===== RECORDS TO USE
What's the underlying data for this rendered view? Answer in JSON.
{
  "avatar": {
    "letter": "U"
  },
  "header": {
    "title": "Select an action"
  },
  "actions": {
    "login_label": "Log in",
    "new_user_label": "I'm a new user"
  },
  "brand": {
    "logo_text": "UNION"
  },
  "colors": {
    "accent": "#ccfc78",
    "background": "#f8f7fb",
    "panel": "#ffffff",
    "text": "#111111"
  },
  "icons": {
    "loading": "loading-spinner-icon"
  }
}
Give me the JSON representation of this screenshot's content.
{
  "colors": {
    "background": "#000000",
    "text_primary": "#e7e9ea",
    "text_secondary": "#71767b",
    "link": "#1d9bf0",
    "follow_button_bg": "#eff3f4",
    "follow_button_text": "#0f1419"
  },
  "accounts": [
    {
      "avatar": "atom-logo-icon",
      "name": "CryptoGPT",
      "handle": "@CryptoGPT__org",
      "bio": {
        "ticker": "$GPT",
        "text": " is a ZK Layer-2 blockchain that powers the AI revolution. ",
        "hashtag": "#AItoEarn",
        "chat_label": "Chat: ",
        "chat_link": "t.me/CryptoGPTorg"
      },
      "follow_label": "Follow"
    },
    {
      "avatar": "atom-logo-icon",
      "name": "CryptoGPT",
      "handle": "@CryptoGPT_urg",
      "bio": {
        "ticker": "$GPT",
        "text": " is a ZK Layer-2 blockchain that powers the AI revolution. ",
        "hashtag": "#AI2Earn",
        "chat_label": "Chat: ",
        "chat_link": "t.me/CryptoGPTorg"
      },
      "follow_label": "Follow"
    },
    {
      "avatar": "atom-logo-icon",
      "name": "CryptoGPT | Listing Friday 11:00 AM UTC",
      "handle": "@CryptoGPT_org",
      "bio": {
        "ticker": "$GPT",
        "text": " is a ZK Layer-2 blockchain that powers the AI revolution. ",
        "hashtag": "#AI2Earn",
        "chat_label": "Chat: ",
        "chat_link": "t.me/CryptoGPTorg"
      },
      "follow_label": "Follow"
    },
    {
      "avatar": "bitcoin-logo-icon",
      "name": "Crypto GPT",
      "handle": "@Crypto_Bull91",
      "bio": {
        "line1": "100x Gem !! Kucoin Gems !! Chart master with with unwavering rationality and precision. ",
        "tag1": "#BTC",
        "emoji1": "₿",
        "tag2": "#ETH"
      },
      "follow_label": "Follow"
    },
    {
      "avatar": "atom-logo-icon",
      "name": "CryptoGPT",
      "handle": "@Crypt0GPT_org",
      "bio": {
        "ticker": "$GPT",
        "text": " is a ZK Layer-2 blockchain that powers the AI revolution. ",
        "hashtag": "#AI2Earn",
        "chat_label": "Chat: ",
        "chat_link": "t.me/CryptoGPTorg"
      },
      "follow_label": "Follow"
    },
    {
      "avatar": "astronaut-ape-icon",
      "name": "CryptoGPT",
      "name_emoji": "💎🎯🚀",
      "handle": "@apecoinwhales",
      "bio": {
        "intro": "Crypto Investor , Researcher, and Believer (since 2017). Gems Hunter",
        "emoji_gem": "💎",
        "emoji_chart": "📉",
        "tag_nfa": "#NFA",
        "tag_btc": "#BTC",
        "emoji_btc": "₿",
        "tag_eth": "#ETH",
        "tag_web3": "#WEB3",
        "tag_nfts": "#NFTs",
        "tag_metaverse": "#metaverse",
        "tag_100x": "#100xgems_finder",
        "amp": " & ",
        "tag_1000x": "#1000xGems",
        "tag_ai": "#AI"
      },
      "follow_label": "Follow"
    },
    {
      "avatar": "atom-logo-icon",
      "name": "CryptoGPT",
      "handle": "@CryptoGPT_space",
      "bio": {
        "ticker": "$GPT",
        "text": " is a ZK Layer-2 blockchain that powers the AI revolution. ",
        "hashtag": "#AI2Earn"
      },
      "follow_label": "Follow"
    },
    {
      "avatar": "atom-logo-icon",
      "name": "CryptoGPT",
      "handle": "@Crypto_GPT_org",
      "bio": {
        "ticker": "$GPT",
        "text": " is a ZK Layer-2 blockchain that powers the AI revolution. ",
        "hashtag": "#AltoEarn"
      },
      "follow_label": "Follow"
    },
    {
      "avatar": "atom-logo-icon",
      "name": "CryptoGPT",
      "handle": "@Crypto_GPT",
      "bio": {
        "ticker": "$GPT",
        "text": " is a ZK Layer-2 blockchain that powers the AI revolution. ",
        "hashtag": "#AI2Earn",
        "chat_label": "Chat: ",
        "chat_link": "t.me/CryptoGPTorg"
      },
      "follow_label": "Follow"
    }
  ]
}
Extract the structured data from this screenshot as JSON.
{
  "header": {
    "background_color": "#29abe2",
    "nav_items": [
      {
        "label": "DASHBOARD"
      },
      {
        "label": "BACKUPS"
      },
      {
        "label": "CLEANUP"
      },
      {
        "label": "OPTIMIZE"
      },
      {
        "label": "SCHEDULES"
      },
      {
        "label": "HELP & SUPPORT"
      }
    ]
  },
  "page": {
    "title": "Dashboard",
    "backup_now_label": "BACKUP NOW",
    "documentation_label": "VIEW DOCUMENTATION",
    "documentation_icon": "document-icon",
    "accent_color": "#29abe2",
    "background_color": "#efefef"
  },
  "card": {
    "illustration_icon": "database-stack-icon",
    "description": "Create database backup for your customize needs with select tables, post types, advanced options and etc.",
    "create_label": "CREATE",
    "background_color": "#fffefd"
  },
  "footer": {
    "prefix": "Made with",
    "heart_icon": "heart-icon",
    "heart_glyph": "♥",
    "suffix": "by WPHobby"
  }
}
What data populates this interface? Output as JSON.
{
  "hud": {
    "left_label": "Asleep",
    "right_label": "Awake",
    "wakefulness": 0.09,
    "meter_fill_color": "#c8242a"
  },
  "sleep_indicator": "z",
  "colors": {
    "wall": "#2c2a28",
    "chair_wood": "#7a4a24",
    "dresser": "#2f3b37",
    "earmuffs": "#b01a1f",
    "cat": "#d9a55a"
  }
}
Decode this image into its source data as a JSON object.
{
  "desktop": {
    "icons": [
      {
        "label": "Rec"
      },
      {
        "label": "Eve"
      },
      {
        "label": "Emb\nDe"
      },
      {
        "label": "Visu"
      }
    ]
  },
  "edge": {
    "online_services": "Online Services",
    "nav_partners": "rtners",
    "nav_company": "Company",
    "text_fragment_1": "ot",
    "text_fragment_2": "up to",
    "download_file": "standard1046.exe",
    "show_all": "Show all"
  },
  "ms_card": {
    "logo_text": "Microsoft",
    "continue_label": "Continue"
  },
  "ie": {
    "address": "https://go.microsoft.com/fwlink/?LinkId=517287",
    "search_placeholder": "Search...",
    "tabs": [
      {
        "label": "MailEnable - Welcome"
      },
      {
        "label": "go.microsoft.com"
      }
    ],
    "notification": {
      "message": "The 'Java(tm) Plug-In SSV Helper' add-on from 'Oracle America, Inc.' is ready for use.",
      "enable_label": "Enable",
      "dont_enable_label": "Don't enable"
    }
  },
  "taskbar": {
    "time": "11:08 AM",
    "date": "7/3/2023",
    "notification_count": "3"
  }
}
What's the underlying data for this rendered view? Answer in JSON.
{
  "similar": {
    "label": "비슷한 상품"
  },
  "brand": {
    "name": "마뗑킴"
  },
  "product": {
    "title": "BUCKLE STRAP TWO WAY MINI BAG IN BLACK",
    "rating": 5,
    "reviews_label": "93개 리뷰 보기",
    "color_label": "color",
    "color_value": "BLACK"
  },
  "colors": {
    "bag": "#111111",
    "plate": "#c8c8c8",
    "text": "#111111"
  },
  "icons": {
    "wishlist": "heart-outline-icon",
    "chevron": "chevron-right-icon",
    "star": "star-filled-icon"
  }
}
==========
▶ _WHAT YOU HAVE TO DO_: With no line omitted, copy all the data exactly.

▶ _ANSWER SECTION_:
What's the underlying data for this rendered view? Answer in JSON.
{
  "avatar": {
    "letter": "U"
  },
  "header": {
    "title": "Select an action"
  },
  "actions": {
    "login_label": "Log in",
    "new_user_label": "I'm a new user"
  },
  "brand": {
    "logo_text": "UNION"
  },
  "colors": {
    "accent": "#ccfc78",
    "background": "#f8f7fb",
    "panel": "#ffffff",
    "text": "#111111"
  },
  "icons": {
    "loading": "loading-spinner-icon"
  }
}
Give me the JSON representation of this screenshot's content.
{
  "colors": {
    "background": "#000000",
    "text_primary": "#e7e9ea",
    "text_secondary": "#71767b",
    "link": "#1d9bf0",
    "follow_button_bg": "#eff3f4",
    "follow_button_text": "#0f1419"
  },
  "accounts": [
    {
      "avatar": "atom-logo-icon",
      "name": "CryptoGPT",
      "handle": "@CryptoGPT__org",
      "bio": {
        "ticker": "$GPT",
        "text": " is a ZK Layer-2 blockchain that powers the AI revolution. ",
        "hashtag": "#AItoEarn",
        "chat_label": "Chat: ",
        "chat_link": "t.me/CryptoGPTorg"
      },
      "follow_label": "Follow"
    },
    {
      "avatar": "atom-logo-icon",
      "name": "CryptoGPT",
      "handle": "@CryptoGPT_urg",
      "bio": {
        "ticker": "$GPT",
        "text": " is a ZK Layer-2 blockchain that powers the AI revolution. ",
        "hashtag": "#AI2Earn",
        "chat_label": "Chat: ",
        "chat_link": "t.me/CryptoGPTorg"
      },
      "follow_label": "Follow"
    },
    {
      "avatar": "atom-logo-icon",
      "name": "CryptoGPT | Listing Friday 11:00 AM UTC",
      "handle": "@CryptoGPT_org",
      "bio": {
        "ticker": "$GPT",
        "text": " is a ZK Layer-2 blockchain that powers the AI revolution. ",
        "hashtag": "#AI2Earn",
        "chat_label": "Chat: ",
        "chat_link": "t.me/CryptoGPTorg"
      },
      "follow_label": "Follow"
    },
    {
      "avatar": "bitcoin-logo-icon",
      "name": "Crypto GPT",
      "handle": "@Crypto_Bull91",
      "bio": {
        "line1": "100x Gem !! Kucoin Gems !! Chart master with with unwavering rationality and precision. ",
        "tag1": "#BTC",
        "emoji1": "₿",
        "tag2": "#ETH"
      },
      "follow_label": "Follow"
    },
    {
      "avatar": "atom-logo-icon",
      "name": "CryptoGPT",
      "handle": "@Crypt0GPT_org",
      "bio": {
        "ticker": "$GPT",
        "text": " is a ZK Layer-2 blockchain that powers the AI revolution. ",
        "hashtag": "#AI2Earn",
        "chat_label": "Chat: ",
        "chat_link": "t.me/CryptoGPTorg"
      },
      "follow_label": "Follow"
    },
    {
      "avatar": "astronaut-ape-icon",
      "name": "CryptoGPT",
      "name_emoji": "💎🎯🚀",
      "handle": "@apecoinwhales",
      "bio": {
        "intro": "Crypto Investor , Researcher, and Believer (since 2017). Gems Hunter",
        "emoji_gem": "💎",
        "emoji_chart": "📉",
        "tag_nfa": "#NFA",
        "tag_btc": "#BTC",
        "emoji_btc": "₿",
        "tag_eth": "#ETH",
        "tag_web3": "#WEB3",
        "tag_nfts": "#NFTs",
        "tag_metaverse": "#metaverse",
        "tag_100x": "#100xgems_finder",
        "amp": " & ",
        "tag_1000x": "#1000xGems",
        "tag_ai": "#AI"
      },
      "follow_label": "Follow"
    },
    {
      "avatar": "atom-logo-icon",
      "name": "CryptoGPT",
      "handle": "@CryptoGPT_space",
      "bio": {
        "ticker": "$GPT",
        "text": " is a ZK Layer-2 blockchain that powers the AI revolution. ",
        "hashtag": "#AI2Earn"
      },
      "follow_label": "Follow"
    },
    {
      "avatar": "atom-logo-icon",
      "name": "CryptoGPT",
      "handle": "@Crypto_GPT_org",
      "bio": {
        "ticker": "$GPT",
        "text": " is a ZK Layer-2 blockchain that powers the AI revolution. ",
        "hashtag": "#AltoEarn"
      },
      "follow_label": "Follow"
    },
    {
      "avatar": "atom-logo-icon",
      "name": "CryptoGPT",
      "handle": "@Crypto_GPT",
      "bio": {
        "ticker": "$GPT",
        "text": " is a ZK Layer-2 blockchain that powers the AI revolution. ",
        "hashtag": "#AI2Earn",
        "chat_label": "Chat: ",
        "chat_link": "t.me/CryptoGPTorg"
      },
      "follow_label": "Follow"
    }
  ]
}
Extract the structured data from this screenshot as JSON.
{
  "header": {
    "background_color": "#29abe2",
    "nav_items": [
      {
        "label": "DASHBOARD"
      },
      {
        "label": "BACKUPS"
      },
      {
        "label": "CLEANUP"
      },
      {
        "label": "OPTIMIZE"
      },
      {
        "label": "SCHEDULES"
      },
      {
        "label": "HELP & SUPPORT"
      }
    ]
  },
  "page": {
    "title": "Dashboard",
    "backup_now_label": "BACKUP NOW",
    "documentation_label": "VIEW DOCUMENTATION",
    "documentation_icon": "document-icon",
    "accent_color": "#29abe2",
    "background_color": "#efefef"
  },
  "card": {
    "illustration_icon": "database-stack-icon",
    "description": "Create database backup for your customize needs with select tables, post types, advanced options and etc.",
    "create_label": "CREATE",
    "background_color": "#fffefd"
  },
  "footer": {
    "prefix": "Made with",
    "heart_icon": "heart-icon",
    "heart_glyph": "♥",
    "suffix": "by WPHobby"
  }
}
What data populates this interface? Output as JSON.
{
  "hud": {
    "left_label": "Asleep",
    "right_label": "Awake",
    "wakefulness": 0.09,
    "meter_fill_color": "#c8242a"
  },
  "sleep_indicator": "z",
  "colors": {
    "wall": "#2c2a28",
    "chair_wood": "#7a4a24",
    "dresser": "#2f3b37",
    "earmuffs": "#b01a1f",
    "cat": "#d9a55a"
  }
}
Decode this image into its source data as a JSON object.
{
  "desktop": {
    "icons": [
      {
        "label": "Rec"
      },
      {
        "label": "Eve"
      },
      {
        "label": "Emb\nDe"
      },
      {
        "label": "Visu"
      }
    ]
  },
  "edge": {
    "online_services": "Online Services",
    "nav_partners": "rtners",
    "nav_company": "Company",
    "text_fragment_1": "ot",
    "text_fragment_2": "up to",
    "download_file": "standard1046.exe",
    "show_all": "Show all"
  },
  "ms_card": {
    "logo_text": "Microsoft",
    "continue_label": "Continue"
  },
  "ie": {
    "address": "https://go.microsoft.com/fwlink/?LinkId=517287",
    "search_placeholder": "Search...",
    "tabs": [
      {
        "label": "MailEnable - Welcome"
      },
      {
        "label": "go.microsoft.com"
      }
    ],
    "notification": {
      "message": "The 'Java(tm) Plug-In SSV Helper' add-on from 'Oracle America, Inc.' is ready for use.",
      "enable_label": "Enable",
      "dont_enable_label": "Don't enable"
    }
  },
  "taskbar": {
    "time": "11:08 AM",
    "date": "7/3/2023",
    "notification_count": "3"
  }
}
What's the underlying data for this rendered view? Answer in JSON.
{
  "similar": {
    "label": "비슷한 상품"
  },
  "brand": {
    "name": "마뗑킴"
  },
  "product": {
    "title": "BUCKLE STRAP TWO WAY MINI BAG IN BLACK",
    "rating": 5,
    "reviews_label": "93개 리뷰 보기",
    "color_label": "color",
    "color_value": "BLACK"
  },
  "colors": {
    "bag": "#111111",
    "plate": "#c8c8c8",
    "text": "#111111"
  },
  "icons": {
    "wishlist": "heart-outline-icon",
    "chevron": "chevron-right-icon",
    "star": "star-filled-icon"
  }
}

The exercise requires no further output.